Looking at the 30,000 words cut from the Spanish edition, she said Baños’ writing “betray[s] a sort of fascination” with the Rothschilds, “that they’re very powerful and very rich and sort of secretive”.

She told the Today programme: “It’s not antisemitic in itself, but it hints at stuff about the Jewish conspiracies: powerful, half-hidden, secretive groups mainly of Jewish men bankers. That all goes back to something called the Protocols of the Elders of Zion, which is a fake – it was proved to be a fake actually in London in 1921 – but nevertheless it keeps reappearing..

“I think what would push it over the line is if he’s known to have made lots of allusions, if you like, to some kind of Jewish conspiracy. Because that is antisemitism. I think where people allege that there is a Jewish conspiracy to control the world or control banking or whatever it is, that is antisemitism … because it evokes the stuff about the Protocols of the Elders of Zion, and we know that that itself is pretty nasty.”

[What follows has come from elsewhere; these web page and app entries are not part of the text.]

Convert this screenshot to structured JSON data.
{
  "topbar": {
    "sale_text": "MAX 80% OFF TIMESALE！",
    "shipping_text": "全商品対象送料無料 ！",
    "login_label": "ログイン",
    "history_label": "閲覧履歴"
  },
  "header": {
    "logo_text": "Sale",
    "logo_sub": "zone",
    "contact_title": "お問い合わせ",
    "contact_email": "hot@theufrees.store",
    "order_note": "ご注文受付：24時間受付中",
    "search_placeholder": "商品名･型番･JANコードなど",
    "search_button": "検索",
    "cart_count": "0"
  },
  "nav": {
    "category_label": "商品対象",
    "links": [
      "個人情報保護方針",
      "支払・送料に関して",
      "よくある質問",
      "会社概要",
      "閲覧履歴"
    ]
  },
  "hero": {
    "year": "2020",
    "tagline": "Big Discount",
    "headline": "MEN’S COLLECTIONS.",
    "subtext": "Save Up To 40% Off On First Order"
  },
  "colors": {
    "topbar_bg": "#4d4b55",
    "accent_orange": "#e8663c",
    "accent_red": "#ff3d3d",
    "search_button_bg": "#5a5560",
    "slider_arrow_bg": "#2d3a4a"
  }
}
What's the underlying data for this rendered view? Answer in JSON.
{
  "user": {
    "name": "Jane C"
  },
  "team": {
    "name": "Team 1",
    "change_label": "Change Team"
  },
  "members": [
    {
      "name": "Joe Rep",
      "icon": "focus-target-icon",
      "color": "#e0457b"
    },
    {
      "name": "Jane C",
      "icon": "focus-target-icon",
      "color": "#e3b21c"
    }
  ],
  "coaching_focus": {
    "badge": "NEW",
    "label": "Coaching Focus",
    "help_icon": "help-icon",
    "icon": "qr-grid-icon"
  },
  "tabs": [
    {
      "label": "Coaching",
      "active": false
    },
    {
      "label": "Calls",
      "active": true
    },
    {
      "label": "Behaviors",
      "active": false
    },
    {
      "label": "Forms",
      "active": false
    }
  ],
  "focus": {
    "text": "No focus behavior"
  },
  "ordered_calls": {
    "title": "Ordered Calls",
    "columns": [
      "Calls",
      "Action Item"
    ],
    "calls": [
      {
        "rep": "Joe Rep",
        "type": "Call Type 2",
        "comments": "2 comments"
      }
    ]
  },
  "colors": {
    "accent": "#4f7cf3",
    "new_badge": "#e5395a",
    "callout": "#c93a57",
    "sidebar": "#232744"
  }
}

She said there were some questions to be asked about the edits that were made, and that Baños’s past needed to be looked at more closely.

Penguin Random House[6] chief executive Tom Weldon said the external review was “an unusual step, which is a mark of how seriously we view the complaints made and the complexity and sensitivity of the issues involved”.

He added: “We will give full consideration to the review and any conclusions and recommendations it makes within the context of our long-held commitment to publish responsibly across a spectrum of opinion and a diversity of voices.”

References

  1. ^ (www.theguardian.com)
  2. ^ Penguin Random House (www.theguardian.com)
  3. ^ Rabbi Baroness Julia Neuberger (www.theguardian.com)
  4. ^ last week that it had (www.theguardian.com)
  5. ^ undertaken a thorough review (www.theguardian.com)
  6. ^ Penguin Random House (www.theguardian.com)
  7. ^ Publishing (www.theguardian.com)
  8. ^ Spain (www.theguardian.com)
  9. ^ Antisemitism (www.theguardian.com)
  10. ^ Penguin Random House (www.theguardian.com)
  11. ^ news (www.theguardian.com)
  12. ^ (www.facebook.com)
  13. ^ (twitter.com)
  14. ^ (www.theguardian.com)
  15. ^ (www.linkedin.com)
  16. ^ (www.pinterest.com)
  17. ^ (send)
  18. ^ (share)
  19. ^ (syndication.theguardian.com)